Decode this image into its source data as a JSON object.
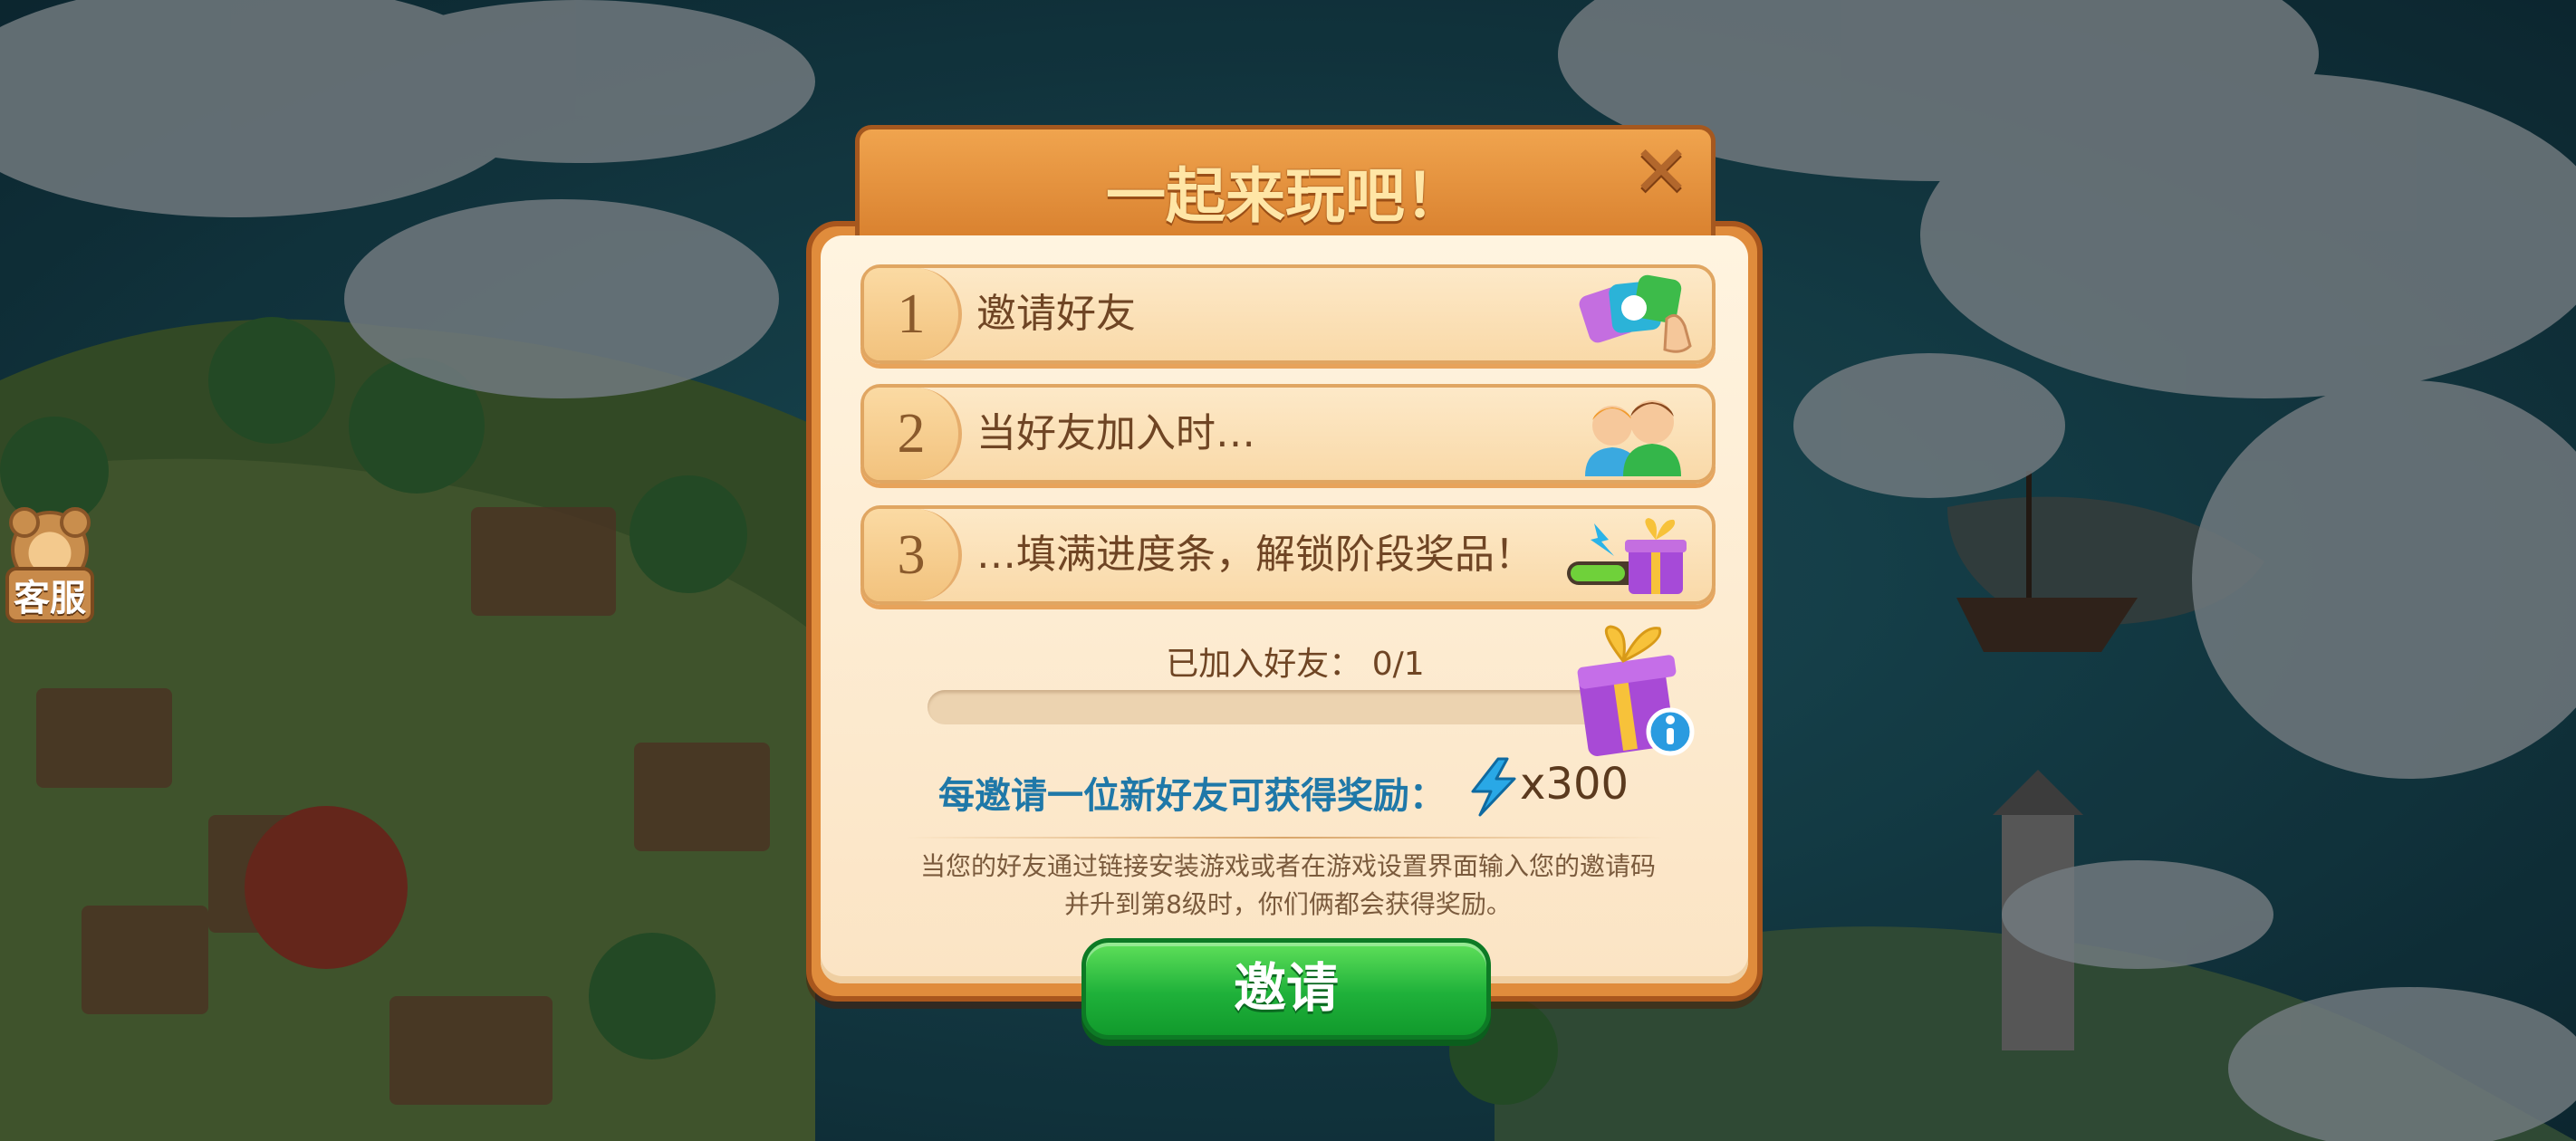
{
  "dialog": {
    "title": "一起来玩吧！",
    "steps": [
      {
        "number": "1",
        "text": "邀请好友",
        "icon": "invite-cards-icon"
      },
      {
        "number": "2",
        "text": "当好友加入时…",
        "icon": "friends-icon"
      },
      {
        "number": "3",
        "text": "…填满进度条，解锁阶段奖品！",
        "icon": "progress-gift-icon"
      }
    ],
    "joined_label": "已加入好友： 0/1",
    "progress_fraction": 0,
    "reward_label": "每邀请一位新好友可获得奖励：",
    "reward_amount": "x300",
    "description_line1": "当您的好友通过链接安装游戏或者在游戏设置界面输入您的邀请码",
    "description_line2": "并升到第8级时，你们俩都会获得奖励。",
    "invite_label": "邀请"
  },
  "side": {
    "customer_service_label": "客服"
  },
  "colors": {
    "panel_orange": "#e08c3c",
    "invite_green": "#1fb13a",
    "reward_blue": "#1f78a8",
    "title_yellow": "#ffe6a6"
  }
}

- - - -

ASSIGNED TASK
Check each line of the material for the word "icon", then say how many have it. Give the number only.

ANSWER SECTION
3